BEGIN Record extracts

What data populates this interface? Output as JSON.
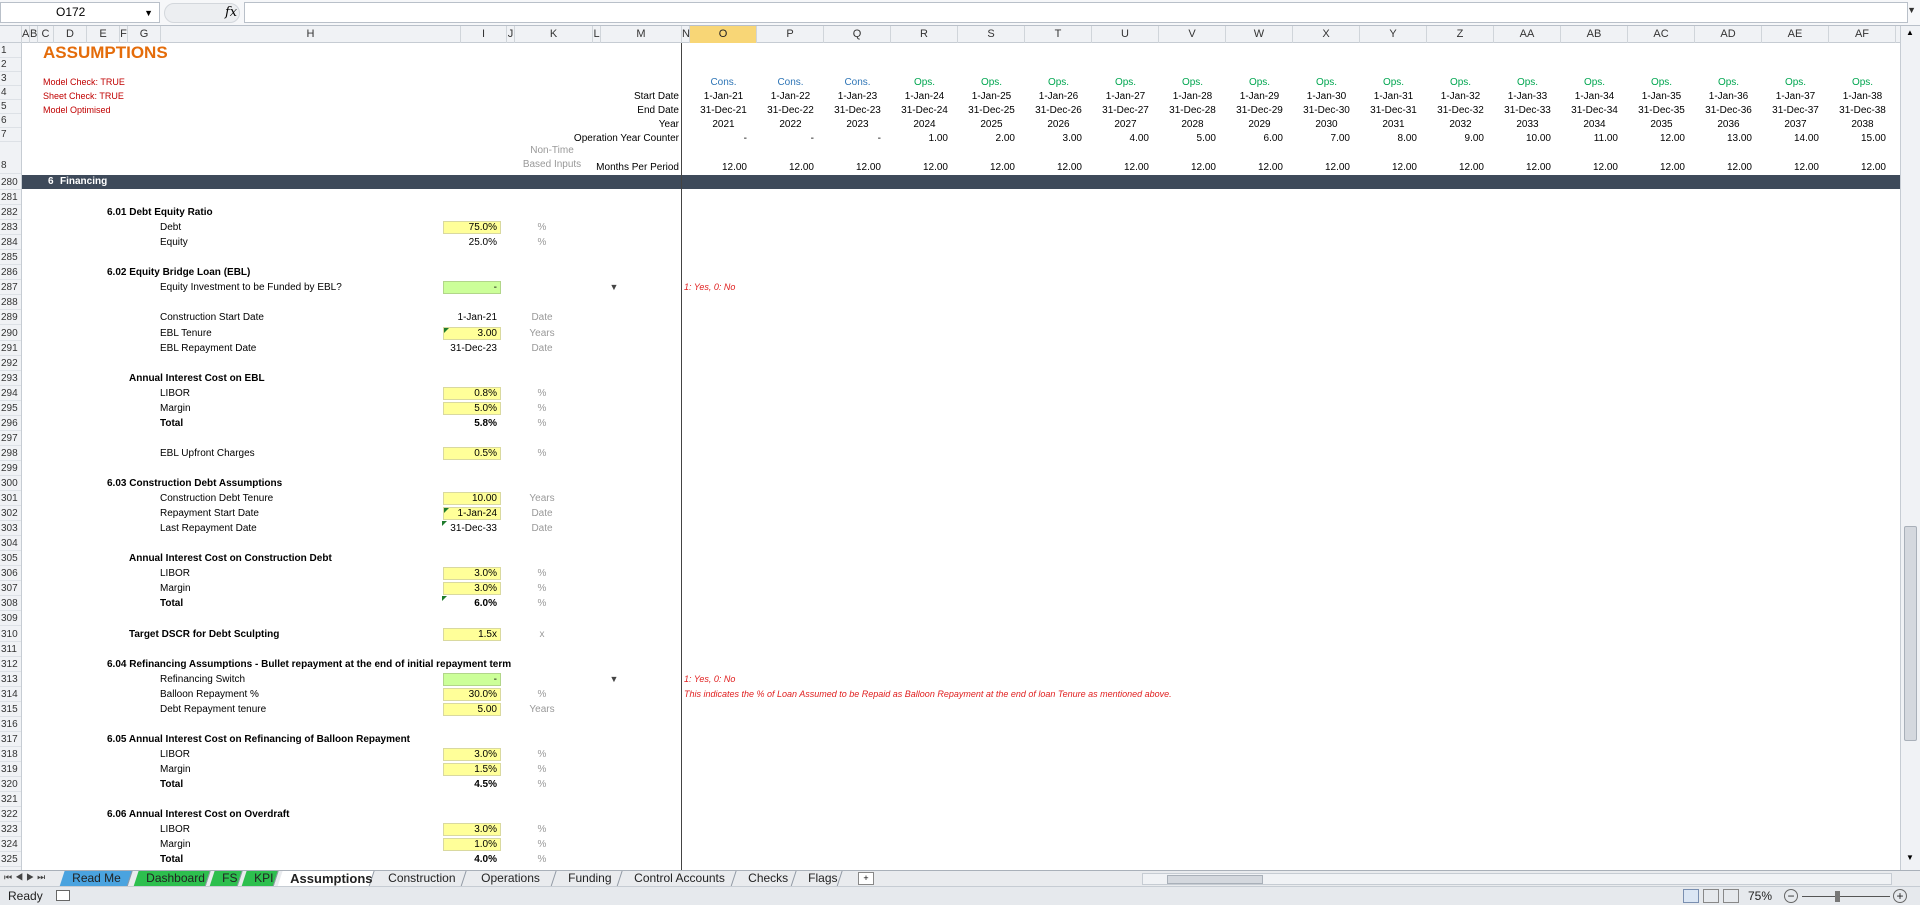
{
  "name_box": "O172",
  "fx_label": "fx",
  "columns": [
    "A",
    "B",
    "C",
    "D",
    "E",
    "F",
    "G",
    "H",
    "I",
    "J",
    "K",
    "L",
    "M",
    "N",
    "O",
    "P",
    "Q",
    "R",
    "S",
    "T",
    "U",
    "V",
    "W",
    "X",
    "Y",
    "Z",
    "AA",
    "AB",
    "AC",
    "AD",
    "AE",
    "AF"
  ],
  "selected_column": "O",
  "row_numbers": [
    "1",
    "2",
    "3",
    "4",
    "5",
    "6",
    "7",
    "8",
    "280",
    "281",
    "282",
    "283",
    "284",
    "285",
    "286",
    "287",
    "288",
    "289",
    "290",
    "291",
    "292",
    "293",
    "294",
    "295",
    "296",
    "297",
    "298",
    "299",
    "300",
    "301",
    "302",
    "303",
    "304",
    "305",
    "306",
    "307",
    "308",
    "309",
    "310",
    "311",
    "312",
    "313",
    "314",
    "315",
    "316",
    "317",
    "318",
    "319",
    "320",
    "321",
    "322",
    "323",
    "324",
    "325"
  ],
  "header": {
    "title": "ASSUMPTIONS",
    "model_check": "Model Check: TRUE",
    "sheet_check": "Sheet Check: TRUE",
    "model_optimised": "Model Optimised",
    "start_date_label": "Start Date",
    "end_date_label": "End Date",
    "year_label": "Year",
    "op_counter_label": "Operation Year Counter",
    "non_time_1": "Non-Time",
    "non_time_2": "Based Inputs",
    "months_label": "Months Per Period"
  },
  "timeline": {
    "phase": [
      "Cons.",
      "Cons.",
      "Cons.",
      "Ops.",
      "Ops.",
      "Ops.",
      "Ops.",
      "Ops.",
      "Ops.",
      "Ops.",
      "Ops.",
      "Ops.",
      "Ops.",
      "Ops.",
      "Ops.",
      "Ops.",
      "Ops.",
      "Ops."
    ],
    "start": [
      "1-Jan-21",
      "1-Jan-22",
      "1-Jan-23",
      "1-Jan-24",
      "1-Jan-25",
      "1-Jan-26",
      "1-Jan-27",
      "1-Jan-28",
      "1-Jan-29",
      "1-Jan-30",
      "1-Jan-31",
      "1-Jan-32",
      "1-Jan-33",
      "1-Jan-34",
      "1-Jan-35",
      "1-Jan-36",
      "1-Jan-37",
      "1-Jan-38"
    ],
    "end": [
      "31-Dec-21",
      "31-Dec-22",
      "31-Dec-23",
      "31-Dec-24",
      "31-Dec-25",
      "31-Dec-26",
      "31-Dec-27",
      "31-Dec-28",
      "31-Dec-29",
      "31-Dec-30",
      "31-Dec-31",
      "31-Dec-32",
      "31-Dec-33",
      "31-Dec-34",
      "31-Dec-35",
      "31-Dec-36",
      "31-Dec-37",
      "31-Dec-38"
    ],
    "year": [
      "2021",
      "2022",
      "2023",
      "2024",
      "2025",
      "2026",
      "2027",
      "2028",
      "2029",
      "2030",
      "2031",
      "2032",
      "2033",
      "2034",
      "2035",
      "2036",
      "2037",
      "2038"
    ],
    "counter": [
      "-",
      "-",
      "-",
      "1.00",
      "2.00",
      "3.00",
      "4.00",
      "5.00",
      "6.00",
      "7.00",
      "8.00",
      "9.00",
      "10.00",
      "11.00",
      "12.00",
      "13.00",
      "14.00",
      "15.00"
    ],
    "months": [
      "12.00",
      "12.00",
      "12.00",
      "12.00",
      "12.00",
      "12.00",
      "12.00",
      "12.00",
      "12.00",
      "12.00",
      "12.00",
      "12.00",
      "12.00",
      "12.00",
      "12.00",
      "12.00",
      "12.00",
      "12.00"
    ]
  },
  "section": {
    "num": "6",
    "title": "Financing"
  },
  "body": {
    "s601": "6.01  Debt Equity Ratio",
    "debt": "Debt",
    "debt_val": "75.0%",
    "debt_unit": "%",
    "equity": "Equity",
    "equity_val": "25.0%",
    "equity_unit": "%",
    "s602": "6.02  Equity Bridge Loan (EBL)",
    "ebl_q": "Equity Investment to be Funded by EBL?",
    "ebl_q_val": "-",
    "ebl_q_note": "1: Yes, 0: No",
    "cons_start": "Construction Start Date",
    "cons_start_val": "1-Jan-21",
    "cons_start_unit": "Date",
    "ebl_tenure": "EBL Tenure",
    "ebl_tenure_val": "3.00",
    "ebl_tenure_unit": "Years",
    "ebl_repay": "EBL Repayment Date",
    "ebl_repay_val": "31-Dec-23",
    "ebl_repay_unit": "Date",
    "aic_ebl": "Annual Interest Cost on EBL",
    "libor1": "LIBOR",
    "libor1_val": "0.8%",
    "libor1_unit": "%",
    "margin1": "Margin",
    "margin1_val": "5.0%",
    "margin1_unit": "%",
    "total1": "Total",
    "total1_val": "5.8%",
    "total1_unit": "%",
    "ebl_upfront": "EBL Upfront Charges",
    "ebl_upfront_val": "0.5%",
    "ebl_upfront_unit": "%",
    "s603": "6.03  Construction Debt Assumptions",
    "cd_tenure": "Construction Debt Tenure",
    "cd_tenure_val": "10.00",
    "cd_tenure_unit": "Years",
    "repay_start": "Repayment Start Date",
    "repay_start_val": "1-Jan-24",
    "repay_start_unit": "Date",
    "last_repay": "Last Repayment Date",
    "last_repay_val": "31-Dec-33",
    "last_repay_unit": "Date",
    "aic_cd": "Annual Interest Cost on Construction Debt",
    "libor2": "LIBOR",
    "libor2_val": "3.0%",
    "libor2_unit": "%",
    "margin2": "Margin",
    "margin2_val": "3.0%",
    "margin2_unit": "%",
    "total2": "Total",
    "total2_val": "6.0%",
    "total2_unit": "%",
    "dscr": "Target DSCR for Debt Sculpting",
    "dscr_val": "1.5x",
    "dscr_unit": "x",
    "s604": "6.04  Refinancing Assumptions - Bullet repayment at the end of initial repayment term",
    "refi_switch": "Refinancing  Switch",
    "refi_switch_val": "-",
    "refi_switch_note": "1: Yes, 0: No",
    "balloon": "Balloon Repayment %",
    "balloon_val": "30.0%",
    "balloon_unit": "%",
    "balloon_note": "This indicates the % of Loan Assumed to be Repaid as Balloon Repayment at the end of loan Tenure as mentioned above.",
    "debt_tenure": "Debt Repayment tenure",
    "debt_tenure_val": "5.00",
    "debt_tenure_unit": "Years",
    "s605": "6.05  Annual Interest Cost on Refinancing of Balloon Repayment",
    "libor3": "LIBOR",
    "libor3_val": "3.0%",
    "libor3_unit": "%",
    "margin3": "Margin",
    "margin3_val": "1.5%",
    "margin3_unit": "%",
    "total3": "Total",
    "total3_val": "4.5%",
    "total3_unit": "%",
    "s606": "6.06  Annual Interest Cost on Overdraft",
    "libor4": "LIBOR",
    "libor4_val": "3.0%",
    "libor4_unit": "%",
    "margin4": "Margin",
    "margin4_val": "1.0%",
    "margin4_unit": "%",
    "total4": "Total",
    "total4_val": "4.0%",
    "total4_unit": "%"
  },
  "tabs": [
    {
      "label": "Read Me",
      "color": "#4aa3df"
    },
    {
      "label": "Dashboard",
      "color": "#2dbf4e"
    },
    {
      "label": "FS",
      "color": "#2dbf4e"
    },
    {
      "label": "KPI",
      "color": "#2dbf4e"
    },
    {
      "label": "Assumptions",
      "color": "#ffffff"
    },
    {
      "label": "Construction",
      "color": "#e9ebee"
    },
    {
      "label": "Operations",
      "color": "#e9ebee"
    },
    {
      "label": "Funding",
      "color": "#e9ebee"
    },
    {
      "label": "Control Accounts",
      "color": "#e9ebee"
    },
    {
      "label": "Checks",
      "color": "#e9ebee"
    },
    {
      "label": "Flags",
      "color": "#e9ebee"
    }
  ],
  "status": {
    "ready": "Ready",
    "zoom": "75%"
  },
  "colors": {
    "title": "#e46c0a",
    "check": "#c00000",
    "cons": "#2e75b6",
    "ops": "#00a650",
    "note": "#e02020",
    "section_bg": "#3e4a5a",
    "input_yellow": "#ffff99",
    "input_green": "#ccff99"
  }
}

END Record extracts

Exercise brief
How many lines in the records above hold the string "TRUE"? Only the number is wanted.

Exercise response
2